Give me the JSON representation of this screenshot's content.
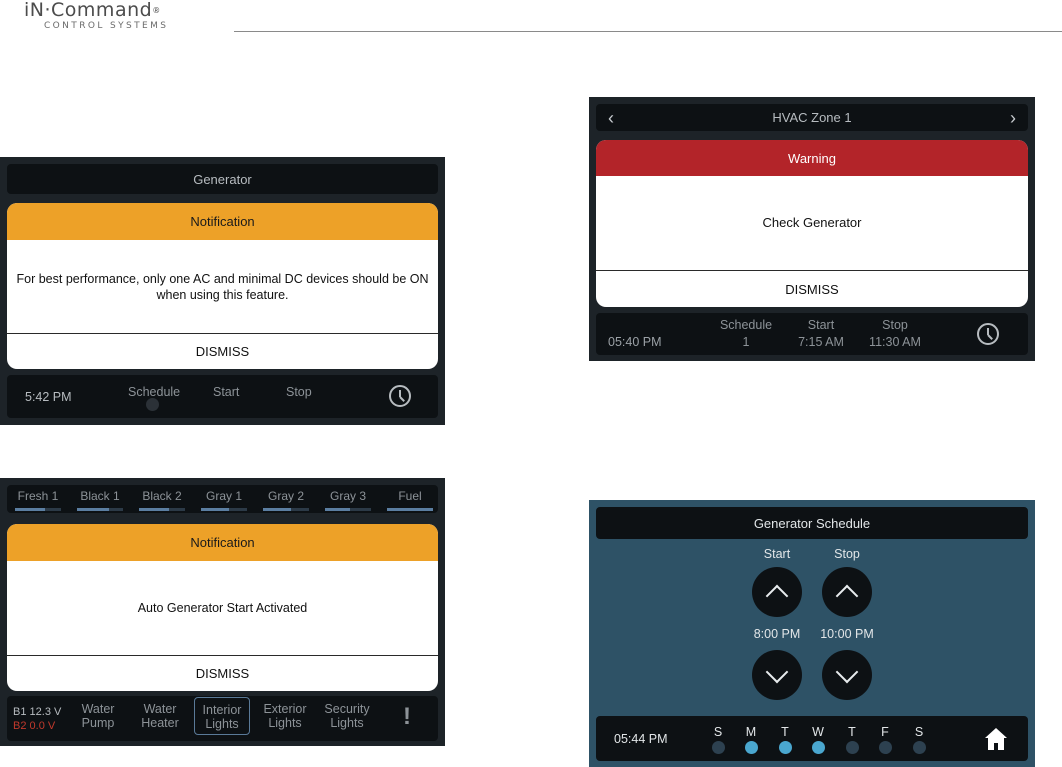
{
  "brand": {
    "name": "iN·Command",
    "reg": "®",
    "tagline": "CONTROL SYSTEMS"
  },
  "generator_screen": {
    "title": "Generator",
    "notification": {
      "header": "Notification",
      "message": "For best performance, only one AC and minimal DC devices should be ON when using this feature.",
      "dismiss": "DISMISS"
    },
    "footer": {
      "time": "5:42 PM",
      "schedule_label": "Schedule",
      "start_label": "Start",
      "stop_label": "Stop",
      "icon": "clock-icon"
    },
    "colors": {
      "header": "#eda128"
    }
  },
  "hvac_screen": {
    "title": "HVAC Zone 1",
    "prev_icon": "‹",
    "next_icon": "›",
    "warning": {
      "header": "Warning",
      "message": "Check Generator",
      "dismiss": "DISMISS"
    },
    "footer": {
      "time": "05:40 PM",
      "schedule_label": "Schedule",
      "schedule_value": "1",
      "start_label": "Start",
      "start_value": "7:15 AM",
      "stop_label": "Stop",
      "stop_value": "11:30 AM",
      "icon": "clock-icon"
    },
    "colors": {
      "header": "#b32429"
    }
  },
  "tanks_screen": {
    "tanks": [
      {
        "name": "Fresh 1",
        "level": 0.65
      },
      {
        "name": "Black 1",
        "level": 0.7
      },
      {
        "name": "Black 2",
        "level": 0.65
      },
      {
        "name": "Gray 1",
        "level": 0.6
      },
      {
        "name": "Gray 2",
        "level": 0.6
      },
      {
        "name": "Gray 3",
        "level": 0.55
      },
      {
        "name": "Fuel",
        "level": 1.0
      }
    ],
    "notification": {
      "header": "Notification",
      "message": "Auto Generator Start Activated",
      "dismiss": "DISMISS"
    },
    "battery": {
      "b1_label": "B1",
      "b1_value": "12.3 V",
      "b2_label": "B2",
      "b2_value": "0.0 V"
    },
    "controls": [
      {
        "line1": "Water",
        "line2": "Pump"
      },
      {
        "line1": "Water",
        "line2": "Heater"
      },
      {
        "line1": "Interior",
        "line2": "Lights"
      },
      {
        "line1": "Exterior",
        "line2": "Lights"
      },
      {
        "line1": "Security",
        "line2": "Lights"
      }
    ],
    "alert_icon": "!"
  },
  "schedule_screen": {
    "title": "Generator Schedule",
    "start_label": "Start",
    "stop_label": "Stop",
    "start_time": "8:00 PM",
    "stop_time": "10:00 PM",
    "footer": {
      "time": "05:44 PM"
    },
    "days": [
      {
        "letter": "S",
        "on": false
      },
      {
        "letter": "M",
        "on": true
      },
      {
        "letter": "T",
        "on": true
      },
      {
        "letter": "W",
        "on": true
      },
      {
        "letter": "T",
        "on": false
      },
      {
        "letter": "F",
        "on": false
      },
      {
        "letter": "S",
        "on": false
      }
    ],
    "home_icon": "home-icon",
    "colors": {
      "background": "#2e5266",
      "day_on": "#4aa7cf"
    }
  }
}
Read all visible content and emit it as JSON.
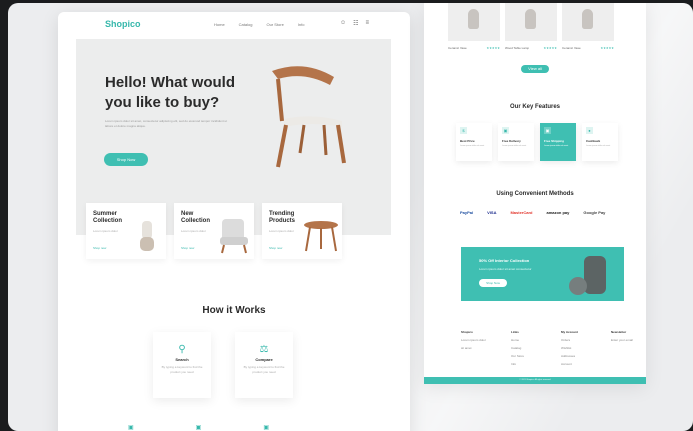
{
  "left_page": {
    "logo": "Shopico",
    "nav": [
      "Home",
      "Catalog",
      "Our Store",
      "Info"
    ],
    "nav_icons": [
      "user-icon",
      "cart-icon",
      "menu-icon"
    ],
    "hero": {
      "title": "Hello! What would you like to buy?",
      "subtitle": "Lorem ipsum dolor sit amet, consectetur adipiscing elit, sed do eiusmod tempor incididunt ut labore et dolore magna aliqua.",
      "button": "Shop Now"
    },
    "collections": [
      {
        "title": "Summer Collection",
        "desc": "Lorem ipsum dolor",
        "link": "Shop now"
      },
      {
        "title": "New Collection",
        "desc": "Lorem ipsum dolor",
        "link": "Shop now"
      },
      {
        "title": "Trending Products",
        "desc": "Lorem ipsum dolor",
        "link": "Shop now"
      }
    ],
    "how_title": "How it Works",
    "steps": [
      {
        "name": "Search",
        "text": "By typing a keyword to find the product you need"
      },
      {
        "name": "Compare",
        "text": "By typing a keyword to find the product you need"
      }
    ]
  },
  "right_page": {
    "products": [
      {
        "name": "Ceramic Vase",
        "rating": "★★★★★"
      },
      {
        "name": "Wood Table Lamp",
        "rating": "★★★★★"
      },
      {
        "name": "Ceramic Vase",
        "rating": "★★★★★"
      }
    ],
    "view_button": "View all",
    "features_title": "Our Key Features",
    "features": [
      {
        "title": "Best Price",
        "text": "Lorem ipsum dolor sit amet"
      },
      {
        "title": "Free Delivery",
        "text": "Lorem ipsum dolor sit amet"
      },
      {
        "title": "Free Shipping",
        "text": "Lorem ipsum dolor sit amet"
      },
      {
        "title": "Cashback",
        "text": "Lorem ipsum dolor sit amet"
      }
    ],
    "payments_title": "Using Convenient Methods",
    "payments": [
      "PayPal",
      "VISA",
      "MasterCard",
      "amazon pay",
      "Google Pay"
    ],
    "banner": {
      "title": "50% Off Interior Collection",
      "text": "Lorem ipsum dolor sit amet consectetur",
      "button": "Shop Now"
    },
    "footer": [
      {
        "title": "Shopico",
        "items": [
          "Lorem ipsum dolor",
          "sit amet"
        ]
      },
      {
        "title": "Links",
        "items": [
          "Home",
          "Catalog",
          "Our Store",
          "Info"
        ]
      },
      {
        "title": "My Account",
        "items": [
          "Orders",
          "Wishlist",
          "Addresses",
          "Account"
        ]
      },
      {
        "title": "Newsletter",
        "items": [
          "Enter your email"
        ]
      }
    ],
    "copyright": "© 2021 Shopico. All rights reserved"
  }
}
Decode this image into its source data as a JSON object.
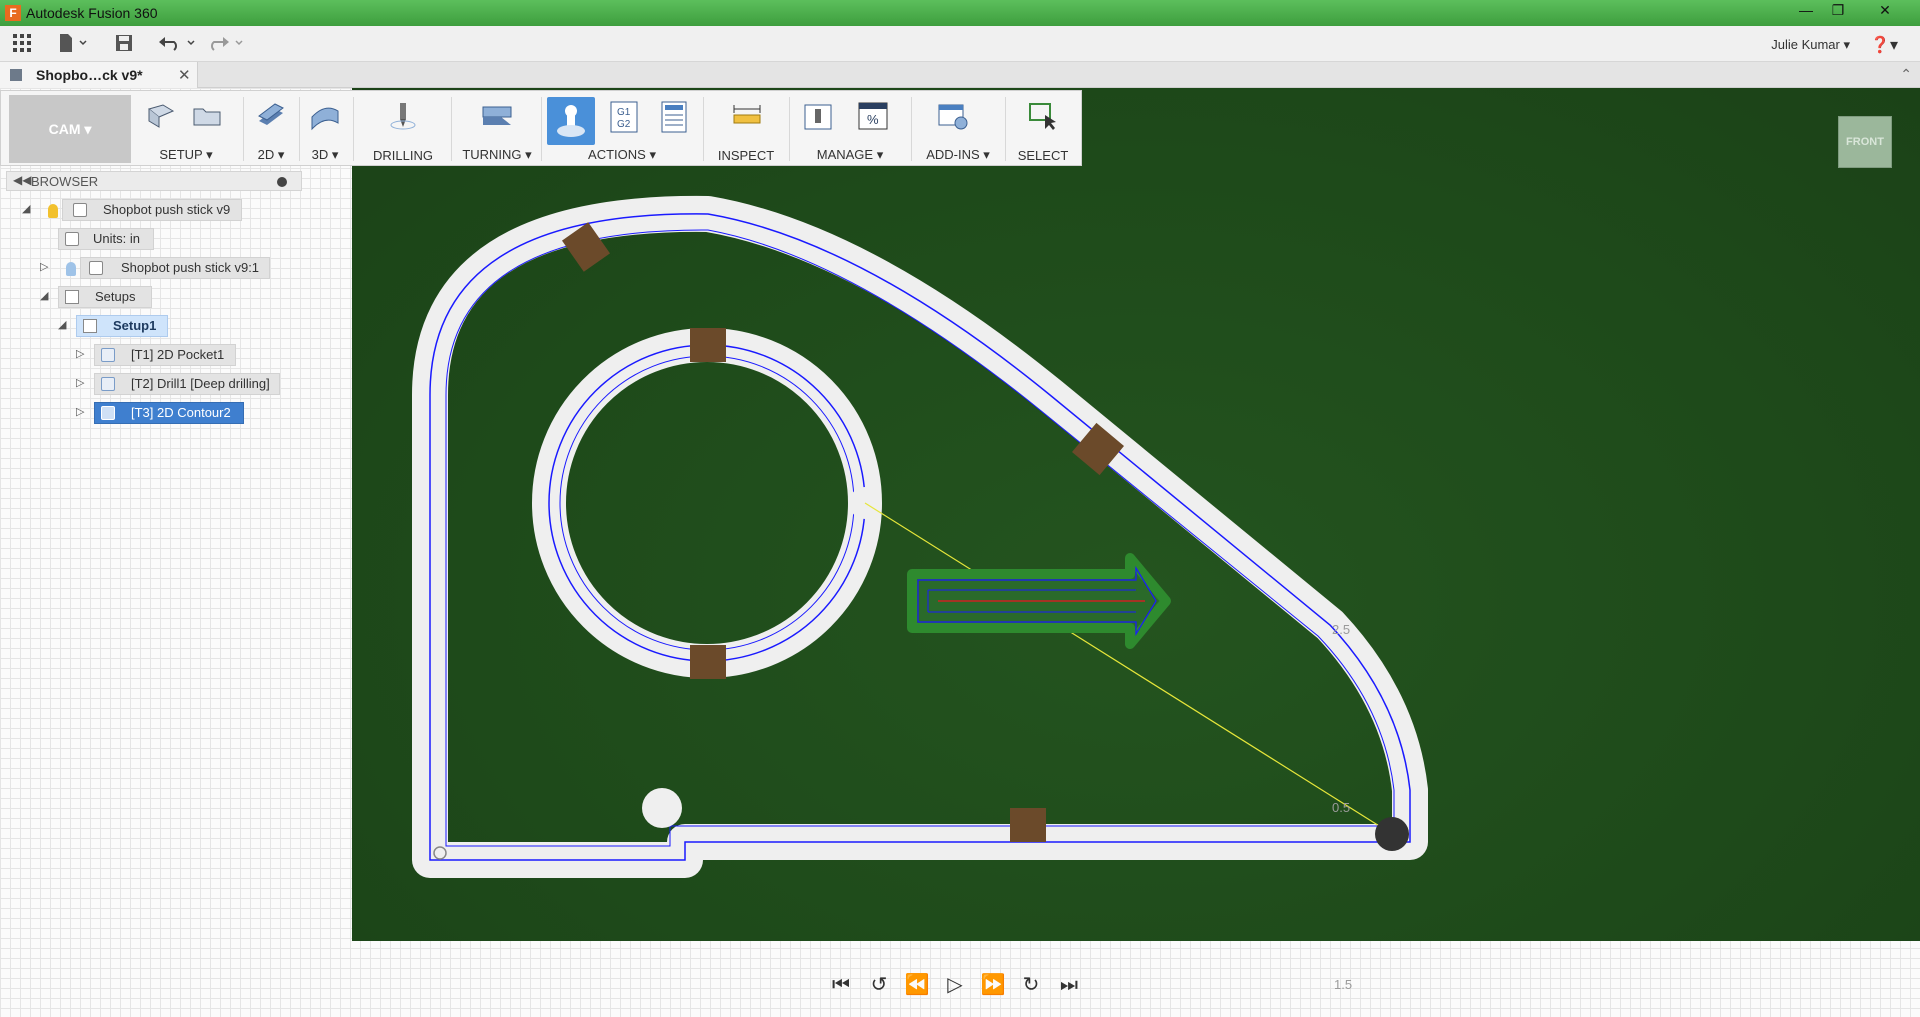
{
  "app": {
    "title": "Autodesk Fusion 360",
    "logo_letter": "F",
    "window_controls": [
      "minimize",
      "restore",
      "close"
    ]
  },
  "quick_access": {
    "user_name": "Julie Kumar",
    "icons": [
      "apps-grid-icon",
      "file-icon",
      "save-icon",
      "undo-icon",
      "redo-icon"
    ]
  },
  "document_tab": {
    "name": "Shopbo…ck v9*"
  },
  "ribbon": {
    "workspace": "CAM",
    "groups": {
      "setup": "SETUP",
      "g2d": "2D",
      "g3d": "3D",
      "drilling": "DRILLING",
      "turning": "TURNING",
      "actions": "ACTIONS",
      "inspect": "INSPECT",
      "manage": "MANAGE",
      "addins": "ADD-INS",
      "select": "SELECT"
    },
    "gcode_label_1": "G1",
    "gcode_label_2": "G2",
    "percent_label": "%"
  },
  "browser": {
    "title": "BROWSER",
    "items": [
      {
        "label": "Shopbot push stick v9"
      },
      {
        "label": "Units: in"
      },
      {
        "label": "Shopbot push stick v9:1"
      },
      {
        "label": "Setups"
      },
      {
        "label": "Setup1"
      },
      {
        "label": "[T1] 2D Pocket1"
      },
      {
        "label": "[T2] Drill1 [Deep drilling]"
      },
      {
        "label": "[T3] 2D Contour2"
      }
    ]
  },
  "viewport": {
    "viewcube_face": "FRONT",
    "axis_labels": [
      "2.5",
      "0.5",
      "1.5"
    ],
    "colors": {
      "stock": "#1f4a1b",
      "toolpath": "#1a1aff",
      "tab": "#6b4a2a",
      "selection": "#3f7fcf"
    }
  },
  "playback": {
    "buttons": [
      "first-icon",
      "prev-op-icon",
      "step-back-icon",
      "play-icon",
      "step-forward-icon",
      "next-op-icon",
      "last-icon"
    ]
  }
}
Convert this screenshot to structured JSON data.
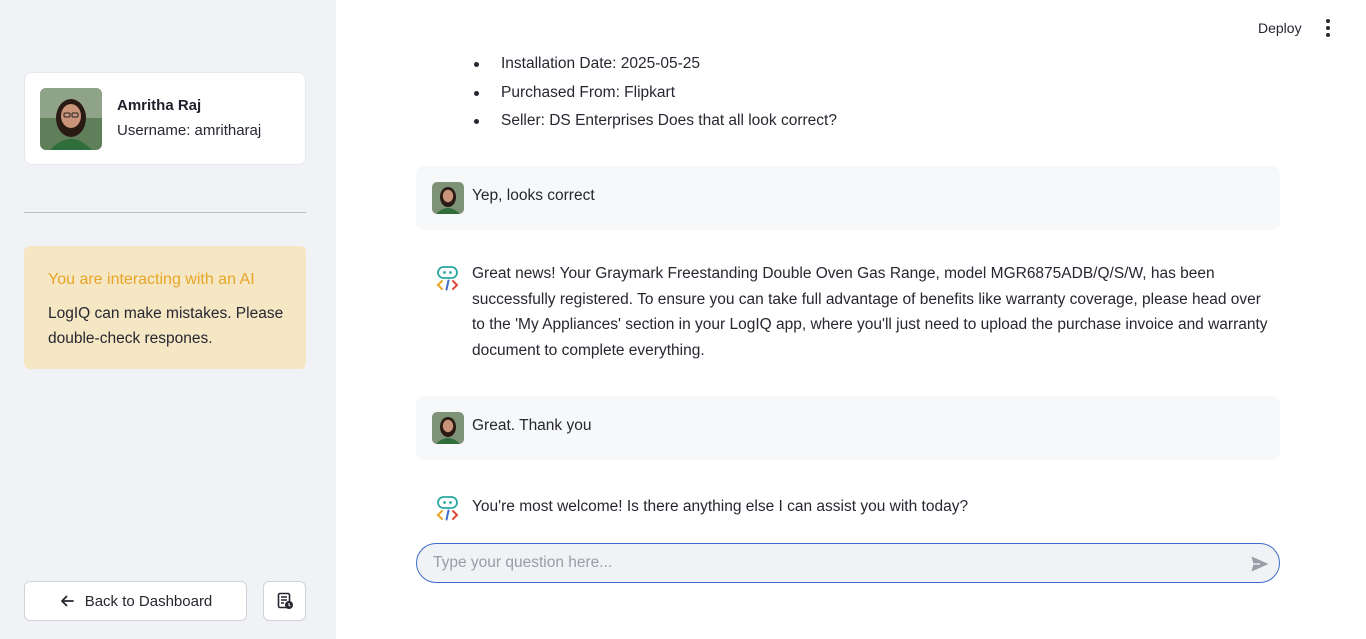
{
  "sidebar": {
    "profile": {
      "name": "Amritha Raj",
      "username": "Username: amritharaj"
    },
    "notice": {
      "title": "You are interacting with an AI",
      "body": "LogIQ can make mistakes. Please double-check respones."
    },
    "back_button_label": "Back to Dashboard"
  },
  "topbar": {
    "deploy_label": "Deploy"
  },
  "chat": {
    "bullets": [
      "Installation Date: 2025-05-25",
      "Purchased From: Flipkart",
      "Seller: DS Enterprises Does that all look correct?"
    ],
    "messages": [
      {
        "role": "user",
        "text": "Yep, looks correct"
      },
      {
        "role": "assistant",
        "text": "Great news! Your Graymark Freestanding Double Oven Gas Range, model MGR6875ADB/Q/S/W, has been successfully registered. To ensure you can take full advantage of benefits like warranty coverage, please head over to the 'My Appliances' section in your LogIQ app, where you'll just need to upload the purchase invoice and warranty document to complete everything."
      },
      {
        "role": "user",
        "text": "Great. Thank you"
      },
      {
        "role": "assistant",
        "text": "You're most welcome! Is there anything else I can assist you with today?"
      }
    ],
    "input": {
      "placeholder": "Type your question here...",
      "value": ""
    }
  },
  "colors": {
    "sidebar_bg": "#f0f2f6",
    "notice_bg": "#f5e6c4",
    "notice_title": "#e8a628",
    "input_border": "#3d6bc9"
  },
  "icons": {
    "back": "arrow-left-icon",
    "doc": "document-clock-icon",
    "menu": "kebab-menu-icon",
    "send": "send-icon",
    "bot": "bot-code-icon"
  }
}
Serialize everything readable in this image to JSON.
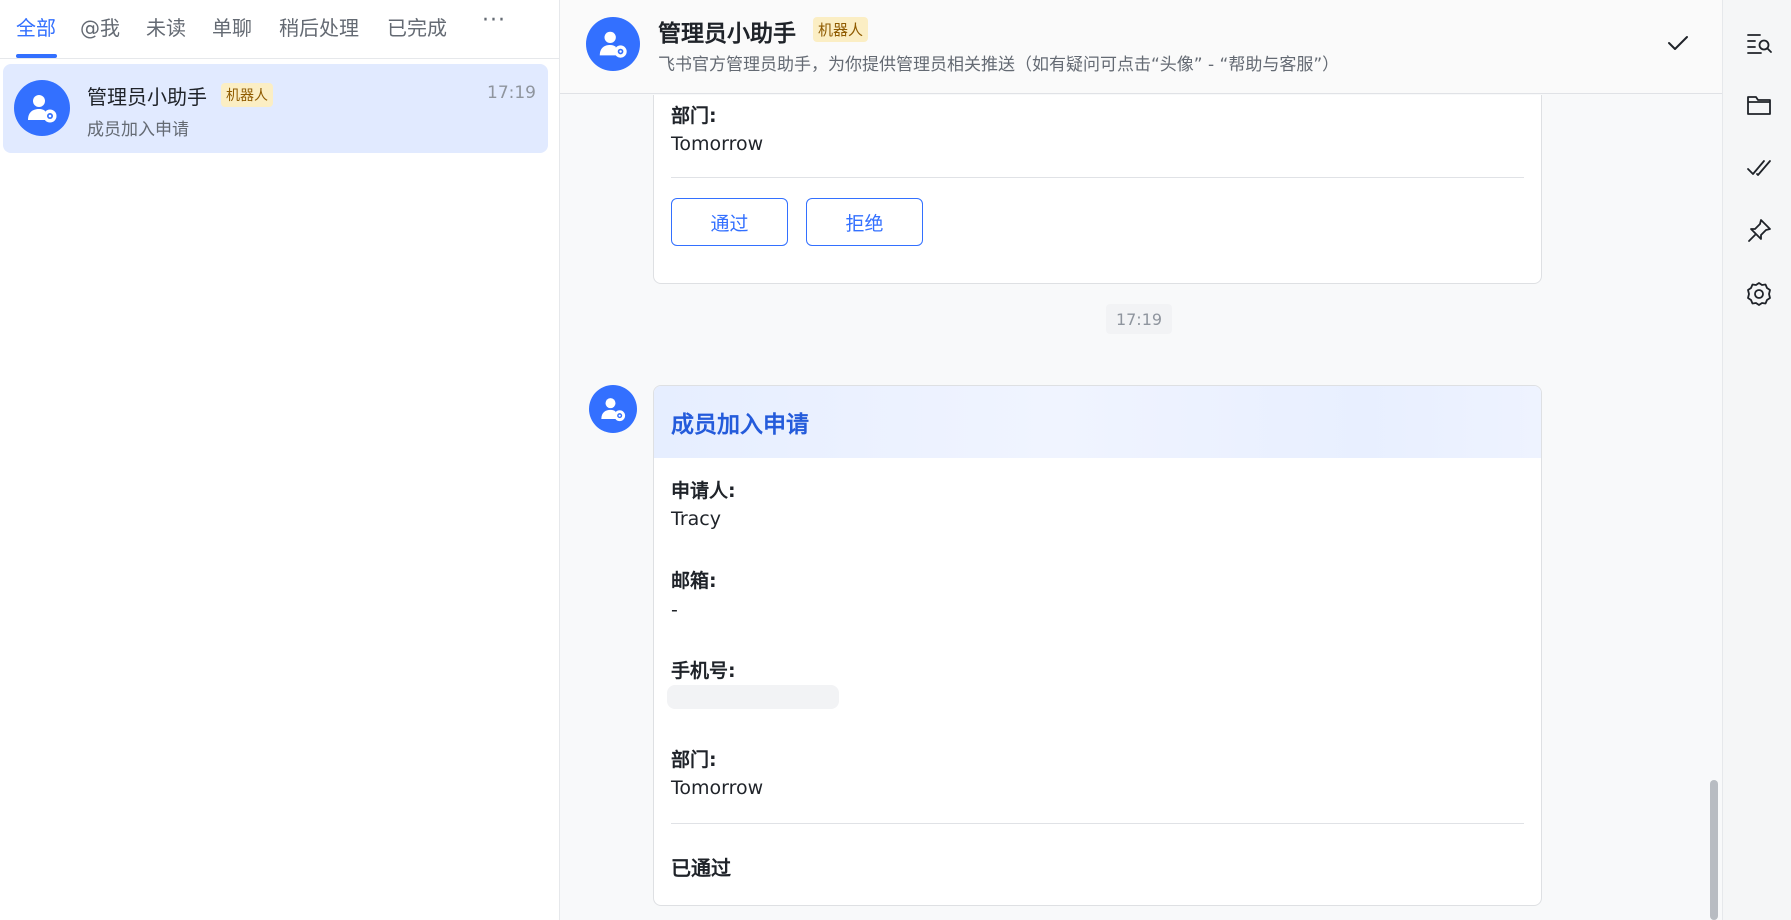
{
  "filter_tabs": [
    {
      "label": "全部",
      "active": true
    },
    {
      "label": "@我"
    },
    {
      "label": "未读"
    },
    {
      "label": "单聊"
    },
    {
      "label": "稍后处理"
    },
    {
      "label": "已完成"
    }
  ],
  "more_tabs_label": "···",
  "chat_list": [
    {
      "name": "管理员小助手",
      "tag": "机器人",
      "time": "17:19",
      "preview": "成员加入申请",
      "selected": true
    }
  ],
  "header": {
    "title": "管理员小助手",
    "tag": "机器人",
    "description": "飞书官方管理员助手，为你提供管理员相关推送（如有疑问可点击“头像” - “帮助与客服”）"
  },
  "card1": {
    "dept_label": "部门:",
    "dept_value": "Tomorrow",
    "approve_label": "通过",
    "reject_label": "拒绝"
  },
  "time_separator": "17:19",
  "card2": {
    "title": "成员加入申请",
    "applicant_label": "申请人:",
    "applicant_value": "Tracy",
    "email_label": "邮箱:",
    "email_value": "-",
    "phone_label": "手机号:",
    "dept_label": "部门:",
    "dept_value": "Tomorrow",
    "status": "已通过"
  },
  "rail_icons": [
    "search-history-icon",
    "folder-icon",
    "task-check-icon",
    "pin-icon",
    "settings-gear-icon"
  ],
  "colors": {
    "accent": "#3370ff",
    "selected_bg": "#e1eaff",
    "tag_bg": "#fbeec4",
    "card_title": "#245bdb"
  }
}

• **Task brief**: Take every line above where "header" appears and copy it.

• **Task output**:
      "header": "Notification",
      "header": "#eda128"
      "header": "Warning",
      "header": "#b32429"
      "header": "Notification",
  "header": {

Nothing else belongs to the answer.